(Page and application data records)
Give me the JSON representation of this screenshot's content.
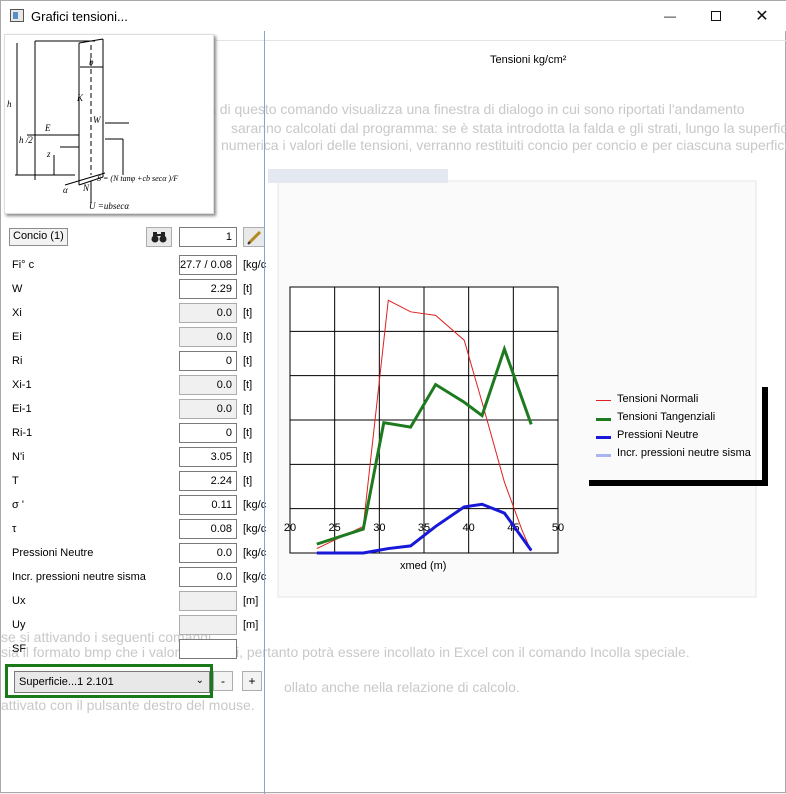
{
  "window": {
    "title": "Grafici tensioni...",
    "controls": {
      "minimize": "—",
      "close": "✕"
    }
  },
  "background_doc": {
    "lines": [
      "olo, la scelta di questo comando visualizza una finestra di dialogo in cui sono riportati l'andamento",
      "saranno calcolati dal programma: se è stata introdotta la falda e gli strati, lungo la superficie di sco",
      "numerica i valori delle tensioni, verranno restituiti concio per concio e per ciascuna superficie di s",
      "se si attivando i seguenti comandi",
      "sia il formato bmp che i valori numerici, pertanto potrà essere incollato in Excel con il comando Incolla speciale.",
      "ollato anche nella relazione di calcolo.",
      "attivato con il pulsante destro del mouse."
    ]
  },
  "left_panel": {
    "concio_button": "Concio (1)",
    "concio_number": "1",
    "fields": [
      {
        "label": "Fi° c",
        "value": "27.7 / 0.08",
        "unit": "[kg/c",
        "readonly": false
      },
      {
        "label": "W",
        "value": "2.29",
        "unit": "[t]",
        "readonly": false
      },
      {
        "label": "Xi",
        "value": "0.0",
        "unit": "[t]",
        "readonly": true
      },
      {
        "label": "Ei",
        "value": "0.0",
        "unit": "[t]",
        "readonly": true
      },
      {
        "label": "Ri",
        "value": "0",
        "unit": "[t]",
        "readonly": false
      },
      {
        "label": "Xi-1",
        "value": "0.0",
        "unit": "[t]",
        "readonly": true
      },
      {
        "label": "Ei-1",
        "value": "0.0",
        "unit": "[t]",
        "readonly": true
      },
      {
        "label": "Ri-1",
        "value": "0",
        "unit": "[t]",
        "readonly": false
      },
      {
        "label": "N'i",
        "value": "3.05",
        "unit": "[t]",
        "readonly": false
      },
      {
        "label": "T",
        "value": "2.24",
        "unit": "[t]",
        "readonly": false
      },
      {
        "label": "σ '",
        "value": "0.11",
        "unit": "[kg/c",
        "readonly": false
      },
      {
        "label": "τ",
        "value": "0.08",
        "unit": "[kg/c",
        "readonly": false
      },
      {
        "label": "Pressioni Neutre",
        "value": "0.0",
        "unit": "[kg/c",
        "readonly": false
      },
      {
        "label": "Incr. pressioni neutre sisma",
        "value": "0.0",
        "unit": "[kg/c",
        "readonly": false
      },
      {
        "label": "Ux",
        "value": "",
        "unit": "[m]",
        "readonly": true
      },
      {
        "label": "Uy",
        "value": "",
        "unit": "[m]",
        "readonly": true
      },
      {
        "label": "SF",
        "value": "",
        "unit": "",
        "readonly": false
      }
    ],
    "surface_select": "Superficie...1  2.101",
    "minus_label": "-",
    "plus_label": "+",
    "diagram_labels": {
      "b": "b",
      "K": "K",
      "W": "W",
      "hi": "h",
      "hi2": "h /2",
      "Ei": "E",
      "zi": "z",
      "alpha": "α",
      "N": "N",
      "Si": "S = (N tanφ +cb secα )/F",
      "Ui": "U =ubsecα"
    }
  },
  "chart": {
    "title": "Tensioni  kg/cm²",
    "xlabel": "xmed (m)"
  },
  "chart_data": {
    "type": "line",
    "title": "Tensioni  kg/cm²",
    "xlabel": "xmed (m)",
    "ylabel": "",
    "xlim": [
      20,
      50
    ],
    "x_ticks": [
      20,
      25,
      30,
      35,
      40,
      45,
      50
    ],
    "ylim": [
      0,
      3
    ],
    "grid": true,
    "legend_position": "right",
    "series": [
      {
        "name": "Tensioni Normali",
        "color": "#e02020",
        "width": 1,
        "x": [
          23,
          28.2,
          31,
          33.5,
          36.3,
          39.5,
          41.5,
          44,
          46,
          47
        ],
        "y": [
          0.05,
          0.3,
          2.85,
          2.72,
          2.68,
          2.4,
          1.7,
          0.8,
          0.25,
          0.02
        ]
      },
      {
        "name": "Tensioni Tangenziali",
        "color": "#1e7a1e",
        "width": 3,
        "x": [
          23,
          28.2,
          30.5,
          33.5,
          36.3,
          39.5,
          41.5,
          44,
          47
        ],
        "y": [
          0.1,
          0.27,
          1.47,
          1.42,
          1.9,
          1.7,
          1.55,
          2.3,
          1.45
        ]
      },
      {
        "name": "Pressioni Neutre",
        "color": "#1818d8",
        "width": 3,
        "x": [
          23,
          28.2,
          31,
          33.5,
          36.3,
          39.5,
          41.5,
          44,
          47
        ],
        "y": [
          0.0,
          0.0,
          0.05,
          0.08,
          0.3,
          0.52,
          0.55,
          0.45,
          0.03
        ]
      },
      {
        "name": "Incr. pressioni neutre sisma",
        "color": "#a8b4f4",
        "width": 3,
        "x": [],
        "y": []
      }
    ]
  }
}
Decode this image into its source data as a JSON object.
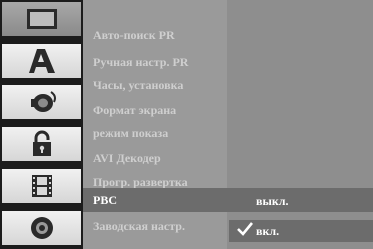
{
  "icons": [
    {
      "name": "tv-display-icon",
      "selected": true
    },
    {
      "name": "language-a-icon",
      "selected": false
    },
    {
      "name": "audio-speaker-icon",
      "selected": false
    },
    {
      "name": "lock-icon",
      "selected": false
    },
    {
      "name": "film-strip-icon",
      "selected": false
    },
    {
      "name": "disc-icon",
      "selected": false
    }
  ],
  "menu": {
    "items": [
      {
        "label": "Авто-поиск PR"
      },
      {
        "label": "Ручная настр. PR"
      },
      {
        "label": "Часы, установка"
      },
      {
        "label": "Формат экрана"
      },
      {
        "label": "режим показа"
      },
      {
        "label": "AVI Декодер"
      },
      {
        "label": "Прогр. развертка"
      },
      {
        "label": "PBC"
      },
      {
        "label": "Заводская настр."
      }
    ],
    "active_index": 7
  },
  "options": {
    "off_label": "выкл.",
    "on_label": "вкл.",
    "selected": "on_label"
  },
  "colors": {
    "icon_bg": "#e6e6e6",
    "icon_selected_bg": "#999999",
    "menu_bg": "#9a9a9a",
    "menu_text": "#cfcfcf",
    "highlight_bg": "#6c6c6c",
    "options_bg": "#8e8e8e",
    "text_active": "#ffffff"
  }
}
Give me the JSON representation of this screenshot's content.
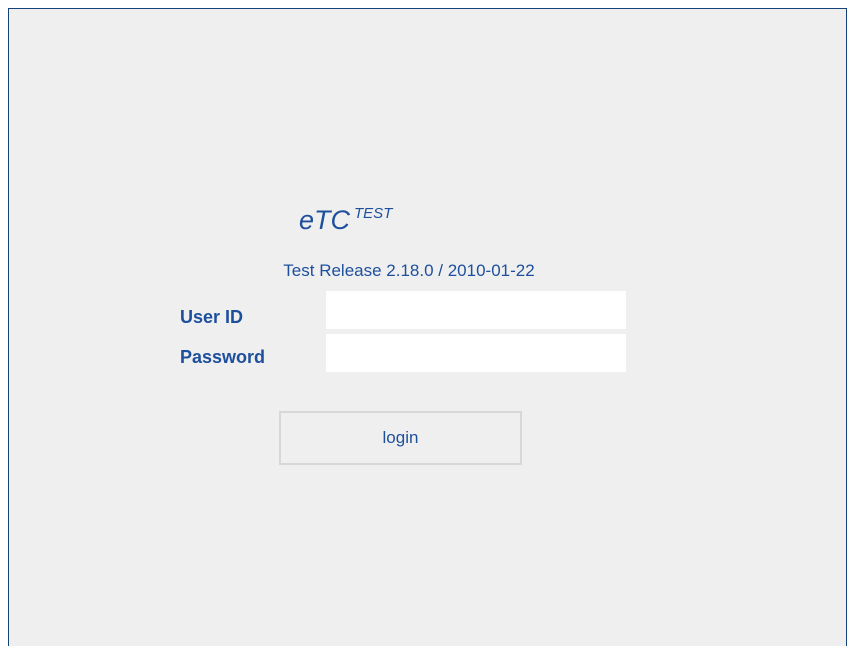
{
  "app": {
    "title_main": "eTC",
    "title_sup": "TEST",
    "version_text": "Test Release 2.18.0 / 2010-01-22"
  },
  "form": {
    "user_id_label": "User ID",
    "user_id_value": "",
    "password_label": "Password",
    "password_value": "",
    "login_label": "login"
  },
  "colors": {
    "accent": "#1d4f9c",
    "panel_bg": "#efefef",
    "border": "#16427a"
  }
}
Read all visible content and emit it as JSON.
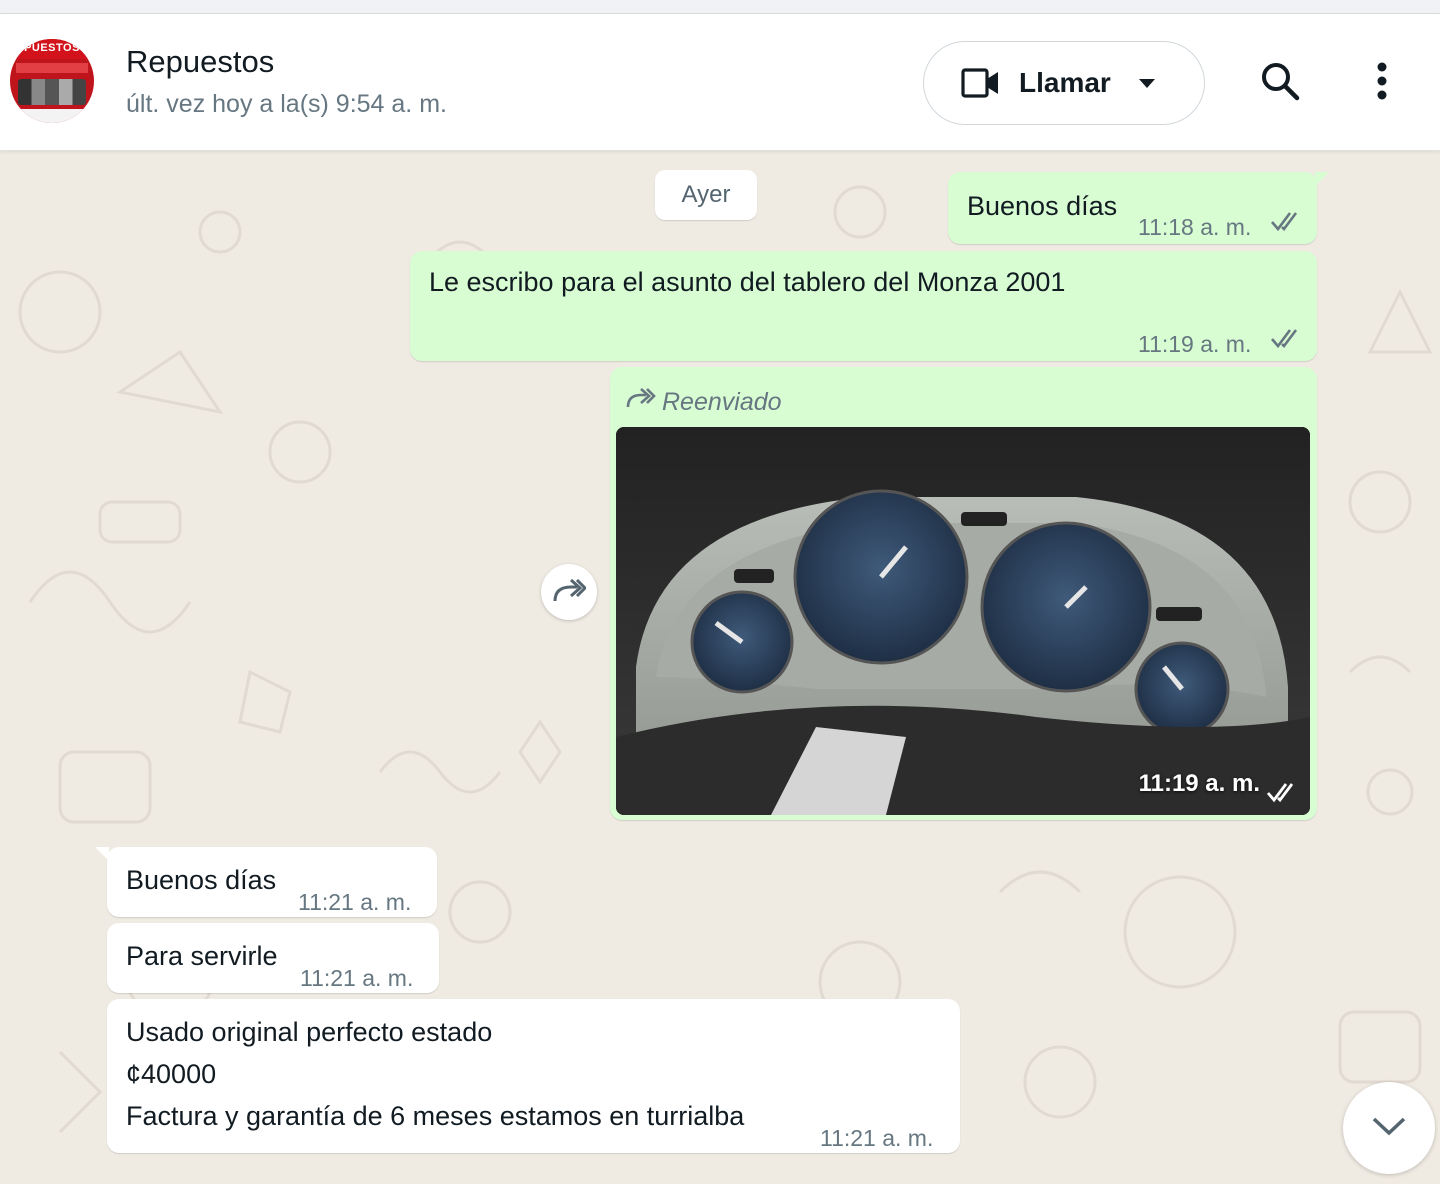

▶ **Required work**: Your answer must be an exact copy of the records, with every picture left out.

▶ **Reply**:
Give me the JSON representation of this screenshot's content.
{
  "window": {
    "title": "Grafici tensioni...",
    "controls": {
      "minimize": "—",
      "close": "✕"
    }
  },
  "background_doc": {
    "lines": [
      "olo, la scelta di questo comando visualizza una finestra di dialogo in cui sono riportati l'andamento",
      "saranno calcolati dal programma: se è stata introdotta la falda e gli strati, lungo la superficie di sco",
      "numerica i valori delle tensioni, verranno restituiti concio per concio e per ciascuna superficie di s",
      "se si attivando i seguenti comandi",
      "sia il formato bmp che i valori numerici, pertanto potrà essere incollato in Excel con il comando Incolla speciale.",
      "ollato anche nella relazione di calcolo.",
      "attivato con il pulsante destro del mouse."
    ]
  },
  "left_panel": {
    "concio_button": "Concio (1)",
    "concio_number": "1",
    "fields": [
      {
        "label": "Fi° c",
        "value": "27.7 / 0.08",
        "unit": "[kg/c",
        "readonly": false
      },
      {
        "label": "W",
        "value": "2.29",
        "unit": "[t]",
        "readonly": false
      },
      {
        "label": "Xi",
        "value": "0.0",
        "unit": "[t]",
        "readonly": true
      },
      {
        "label": "Ei",
        "value": "0.0",
        "unit": "[t]",
        "readonly": true
      },
      {
        "label": "Ri",
        "value": "0",
        "unit": "[t]",
        "readonly": false
      },
      {
        "label": "Xi-1",
        "value": "0.0",
        "unit": "[t]",
        "readonly": true
      },
      {
        "label": "Ei-1",
        "value": "0.0",
        "unit": "[t]",
        "readonly": true
      },
      {
        "label": "Ri-1",
        "value": "0",
        "unit": "[t]",
        "readonly": false
      },
      {
        "label": "N'i",
        "value": "3.05",
        "unit": "[t]",
        "readonly": false
      },
      {
        "label": "T",
        "value": "2.24",
        "unit": "[t]",
        "readonly": false
      },
      {
        "label": "σ '",
        "value": "0.11",
        "unit": "[kg/c",
        "readonly": false
      },
      {
        "label": "τ",
        "value": "0.08",
        "unit": "[kg/c",
        "readonly": false
      },
      {
        "label": "Pressioni Neutre",
        "value": "0.0",
        "unit": "[kg/c",
        "readonly": false
      },
      {
        "label": "Incr. pressioni neutre sisma",
        "value": "0.0",
        "unit": "[kg/c",
        "readonly": false
      },
      {
        "label": "Ux",
        "value": "",
        "unit": "[m]",
        "readonly": true
      },
      {
        "label": "Uy",
        "value": "",
        "unit": "[m]",
        "readonly": true
      },
      {
        "label": "SF",
        "value": "",
        "unit": "",
        "readonly": false
      }
    ],
    "surface_select": "Superficie...1  2.101",
    "minus_label": "-",
    "plus_label": "+",
    "diagram_labels": {
      "b": "b",
      "K": "K",
      "W": "W",
      "hi": "h",
      "hi2": "h /2",
      "Ei": "E",
      "zi": "z",
      "alpha": "α",
      "N": "N",
      "Si": "S = (N tanφ +cb secα )/F",
      "Ui": "U =ubsecα"
    }
  },
  "chart": {
    "title": "Tensioni  kg/cm²",
    "xlabel": "xmed (m)"
  },
  "chart_data": {
    "type": "line",
    "title": "Tensioni  kg/cm²",
    "xlabel": "xmed (m)",
    "ylabel": "",
    "xlim": [
      20,
      50
    ],
    "x_ticks": [
      20,
      25,
      30,
      35,
      40,
      45,
      50
    ],
    "ylim": [
      0,
      3
    ],
    "grid": true,
    "legend_position": "right",
    "series": [
      {
        "name": "Tensioni Normali",
        "color": "#e02020",
        "width": 1,
        "x": [
          23,
          28.2,
          31,
          33.5,
          36.3,
          39.5,
          41.5,
          44,
          46,
          47
        ],
        "y": [
          0.05,
          0.3,
          2.85,
          2.72,
          2.68,
          2.4,
          1.7,
          0.8,
          0.25,
          0.02
        ]
      },
      {
        "name": "Tensioni Tangenziali",
        "color": "#1e7a1e",
        "width": 3,
        "x": [
          23,
          28.2,
          30.5,
          33.5,
          36.3,
          39.5,
          41.5,
          44,
          47
        ],
        "y": [
          0.1,
          0.27,
          1.47,
          1.42,
          1.9,
          1.7,
          1.55,
          2.3,
          1.45
        ]
      },
      {
        "name": "Pressioni Neutre",
        "color": "#1818d8",
        "width": 3,
        "x": [
          23,
          28.2,
          31,
          33.5,
          36.3,
          39.5,
          41.5,
          44,
          47
        ],
        "y": [
          0.0,
          0.0,
          0.05,
          0.08,
          0.3,
          0.52,
          0.55,
          0.45,
          0.03
        ]
      },
      {
        "name": "Incr. pressioni neutre sisma",
        "color": "#a8b4f4",
        "width": 3,
        "x": [],
        "y": []
      }
    ]
  }
}
Decode this image into its source data as a JSON object.
{
  "icons": [
    {
      "name": "tv-display-icon",
      "selected": true
    },
    {
      "name": "language-a-icon",
      "selected": false
    },
    {
      "name": "audio-speaker-icon",
      "selected": false
    },
    {
      "name": "lock-icon",
      "selected": false
    },
    {
      "name": "film-strip-icon",
      "selected": false
    },
    {
      "name": "disc-icon",
      "selected": false
    }
  ],
  "menu": {
    "items": [
      {
        "label": "Авто-поиск PR"
      },
      {
        "label": "Ручная настр. PR"
      },
      {
        "label": "Часы, установка"
      },
      {
        "label": "Формат экрана"
      },
      {
        "label": "режим показа"
      },
      {
        "label": "AVI Декодер"
      },
      {
        "label": "Прогр. развертка"
      },
      {
        "label": "PBC"
      },
      {
        "label": "Заводская настр."
      }
    ],
    "active_index": 7
  },
  "options": {
    "off_label": "выкл.",
    "on_label": "вкл.",
    "selected": "on_label"
  },
  "colors": {
    "icon_bg": "#e6e6e6",
    "icon_selected_bg": "#999999",
    "menu_bg": "#9a9a9a",
    "menu_text": "#cfcfcf",
    "highlight_bg": "#6c6c6c",
    "options_bg": "#8e8e8e",
    "text_active": "#ffffff"
  }
}
Give me the JSON representation of this screenshot's content.
{
  "app": {
    "title_main": "eTC",
    "title_sup": "TEST",
    "version_text": "Test Release 2.18.0 / 2010-01-22"
  },
  "form": {
    "user_id_label": "User ID",
    "user_id_value": "",
    "password_label": "Password",
    "password_value": "",
    "login_label": "login"
  },
  "colors": {
    "accent": "#1d4f9c",
    "panel_bg": "#efefef",
    "border": "#16427a"
  }
}
Read all visible content and emit it as JSON.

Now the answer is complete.